If there’s one thing veteran Chicago taxicab driver Jay Khawas says he sees a lot of, it’s cars with the familiar Uber and Lyft emblems.
“Oh my God. Like, many, many,” says Khawas. “They’re everywhere.”
There certainly are more Uber and Lyft vehicles than taxicabs in Chicago and in most other big cities. Chicago, for example, limits the number of taxicab medallions, or vehicles licensed as taxis, to under 7,000.
Meanwhile, the number of vehicles registered with the city for ride-hailing services topped 117,000 at the end of 2017, and city figures show that the number of “active” vehicles — those that provide four or more trips per month — at close to 70,000.
Stopped at a light, Khawas points them out. There’s an Uber in front of him, behind him and in the lane to his right.
And he says he doesn’t think it’s the sheer number of Ubers and Lyfts out there that are tying up traffic. He says that’s because they don’t know the rules of the road, “They block [the] streets, making more traffic.”
It should surprise no one that cab drivers are upset with these ride-hailing services and there’s new data to help explain why.
A recent study shows that the explosive growth in those services is worsening traffic congestion in the country’s nine biggest cities, and in many cases, that growth comes at the expense of cab drivers.
“You see Uber and Lyft having eight or nine times as many trips as taxicabs in places like Chicago, so they’ve really decimated the taxi industry,” says transportation consultant Bruce Schaller, a former deputy transportation commissioner for New York City, and author of the study.
Schaller found that Uber, Lyft and other transportation network companies, or TNCs, transported 2.61 billion passengers last year, a 37-percent increase from 1.90 billion in 2016. The study indicates that TNCs added 5.7 billion miles of driving in the nation’s nine largest metro areas.
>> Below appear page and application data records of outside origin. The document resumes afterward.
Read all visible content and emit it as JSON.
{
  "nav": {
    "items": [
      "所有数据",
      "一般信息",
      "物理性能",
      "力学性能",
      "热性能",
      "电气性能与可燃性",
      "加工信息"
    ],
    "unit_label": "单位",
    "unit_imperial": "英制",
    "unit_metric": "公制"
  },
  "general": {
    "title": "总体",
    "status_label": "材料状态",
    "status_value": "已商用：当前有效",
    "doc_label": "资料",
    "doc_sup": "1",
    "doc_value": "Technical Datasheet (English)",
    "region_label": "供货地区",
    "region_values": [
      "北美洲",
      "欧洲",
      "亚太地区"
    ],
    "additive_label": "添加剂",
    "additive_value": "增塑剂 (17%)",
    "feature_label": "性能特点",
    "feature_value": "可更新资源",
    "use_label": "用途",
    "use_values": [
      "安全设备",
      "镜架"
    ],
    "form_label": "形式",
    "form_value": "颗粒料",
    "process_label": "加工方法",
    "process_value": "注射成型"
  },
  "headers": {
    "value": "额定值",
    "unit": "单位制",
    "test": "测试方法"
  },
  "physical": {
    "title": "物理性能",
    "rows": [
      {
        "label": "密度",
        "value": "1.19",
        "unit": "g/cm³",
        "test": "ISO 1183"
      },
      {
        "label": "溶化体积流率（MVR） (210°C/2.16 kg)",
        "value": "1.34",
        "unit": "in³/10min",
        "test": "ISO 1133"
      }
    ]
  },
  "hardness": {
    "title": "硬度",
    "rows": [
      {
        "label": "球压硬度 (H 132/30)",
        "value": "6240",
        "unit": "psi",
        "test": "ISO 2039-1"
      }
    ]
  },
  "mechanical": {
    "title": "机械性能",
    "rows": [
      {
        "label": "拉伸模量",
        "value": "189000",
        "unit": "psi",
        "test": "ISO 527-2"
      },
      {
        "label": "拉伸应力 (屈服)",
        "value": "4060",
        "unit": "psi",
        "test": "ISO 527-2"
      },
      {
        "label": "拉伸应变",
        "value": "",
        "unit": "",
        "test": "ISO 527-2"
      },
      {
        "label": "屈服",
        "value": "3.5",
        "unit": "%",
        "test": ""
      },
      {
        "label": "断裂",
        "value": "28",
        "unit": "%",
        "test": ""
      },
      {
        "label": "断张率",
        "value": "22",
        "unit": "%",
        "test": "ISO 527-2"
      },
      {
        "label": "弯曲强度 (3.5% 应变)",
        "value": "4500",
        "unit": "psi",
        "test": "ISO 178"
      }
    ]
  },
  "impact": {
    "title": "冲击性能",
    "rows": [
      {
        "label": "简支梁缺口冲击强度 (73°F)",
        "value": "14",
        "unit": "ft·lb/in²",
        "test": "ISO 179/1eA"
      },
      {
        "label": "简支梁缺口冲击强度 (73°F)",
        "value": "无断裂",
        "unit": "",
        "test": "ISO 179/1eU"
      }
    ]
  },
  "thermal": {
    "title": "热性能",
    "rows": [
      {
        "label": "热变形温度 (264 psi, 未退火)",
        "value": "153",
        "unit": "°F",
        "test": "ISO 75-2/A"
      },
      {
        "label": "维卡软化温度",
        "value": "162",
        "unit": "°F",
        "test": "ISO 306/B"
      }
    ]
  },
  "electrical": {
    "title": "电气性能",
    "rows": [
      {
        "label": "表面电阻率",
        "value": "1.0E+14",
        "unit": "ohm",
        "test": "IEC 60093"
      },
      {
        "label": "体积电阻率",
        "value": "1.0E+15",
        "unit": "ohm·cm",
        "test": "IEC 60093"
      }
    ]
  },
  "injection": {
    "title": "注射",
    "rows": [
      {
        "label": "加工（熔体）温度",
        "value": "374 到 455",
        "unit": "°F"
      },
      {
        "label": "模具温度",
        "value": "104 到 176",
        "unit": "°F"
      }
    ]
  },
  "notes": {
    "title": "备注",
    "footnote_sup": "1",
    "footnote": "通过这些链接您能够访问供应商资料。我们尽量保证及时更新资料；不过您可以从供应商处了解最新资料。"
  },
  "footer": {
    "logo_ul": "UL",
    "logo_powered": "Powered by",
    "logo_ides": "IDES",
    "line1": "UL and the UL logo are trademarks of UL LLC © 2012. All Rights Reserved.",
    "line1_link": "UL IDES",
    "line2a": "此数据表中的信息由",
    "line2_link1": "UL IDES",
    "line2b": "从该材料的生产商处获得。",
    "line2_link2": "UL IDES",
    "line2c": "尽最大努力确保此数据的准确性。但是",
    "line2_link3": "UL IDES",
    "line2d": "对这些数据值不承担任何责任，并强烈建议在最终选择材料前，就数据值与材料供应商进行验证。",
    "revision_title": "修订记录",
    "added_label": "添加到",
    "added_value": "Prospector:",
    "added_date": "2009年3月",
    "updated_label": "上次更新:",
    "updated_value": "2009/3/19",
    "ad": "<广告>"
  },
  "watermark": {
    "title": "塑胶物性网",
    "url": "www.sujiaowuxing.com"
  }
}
And Schaller says Lyft and Uber are not only hurting taxis, but they’re also luring riders away from public transit.
In many major cities, “We’re seeing a drop in both bus and subway, or metro, ridership,” says Schaller.
In the nation’s biggest cities, Schaller’s study finds that up to 60 percent of those riding with Uber and Lyft-like services would have taken transit, biked, walked or would not have made the trip at all, if not for the availability of the ride-hailing services. He says many users don’t own a car, so he contends Uber and Lyft are not taking other vehicles off the road.
Schaller’s study suggests that Ubers and Lyfts drive 2.8 new miles for every one mile saved by passengers not using their own car. He contends that the number drops only a small fraction, to 2.6 new miles driven, with services like UberPool or Lyft Line.
A big reason is that the study shows those drivers spend much of their time behind the wheel without customers, waiting to be pinged to pick someone up.
“The idea that having several people in the back [of the car] together, it intuitively makes sense” that it would reduce traffic congestion, says Schaller. “But the fact is that 40 percent of their time is spent between passengers and so that’s all new mileage on the street, even if you’re taking people who formerly drove.”
Are there any solutions to the congestion? “One is to put some types of limits on the number of Uber and Lyft vehicles that are in the really congested areas,” Schaller explains. New York City is, in fact, considering doing just that.
“And the other, and really critical thing, is to have frequent, reliable and comfortable public transportation.” Chicago was one of the first cities to impose a tax on Uber and Lyft trips to help fund public transportation, something Schaller suggests other cities should consider doing, too.
Lyft and Uber officials take issue with some aspects of the study. In an email, a Lyft spokeswoman says other “studies paint a very different picture than Schaller’s claims.” One suggests that traffic congestion declined 5 percent in the San Francisco Bay Area while Lyft trips grew 49 percent. And she says that “over 250,000 Lyft passengers gave up their personal cars because of the availability of rideshare.”
Uber says it agrees with Bruce Schaller’s call for more efficient public transit, such as dedicated bus lanes, but the company calls Schaller’s analysis of shared services like UberPool “fundamentally flawed.”
Other studies do show Uber-like services are indeed adding to traffic congestion. How much is not clear.
P.S. Siraj, who heads the Urban Transportation Center at the University of Illinois at Chicago, says Lyft and Uber are improving transportation access and providing more options for many people and that cities need to accommodate them.
“Mobility becomes the key phrase nowadays,” says Siraj. “You don’t really worry about who’s offering the trip, but how people are going from one place to another.”
So rather than restrict ride-hailing services, Siraj says cities need to actively work with them to better incorporate them into their transportation planning.
“There’s a time and a place for all of these modes, and it’s just figuring out ways that they function the best. That’s the million dollar question.”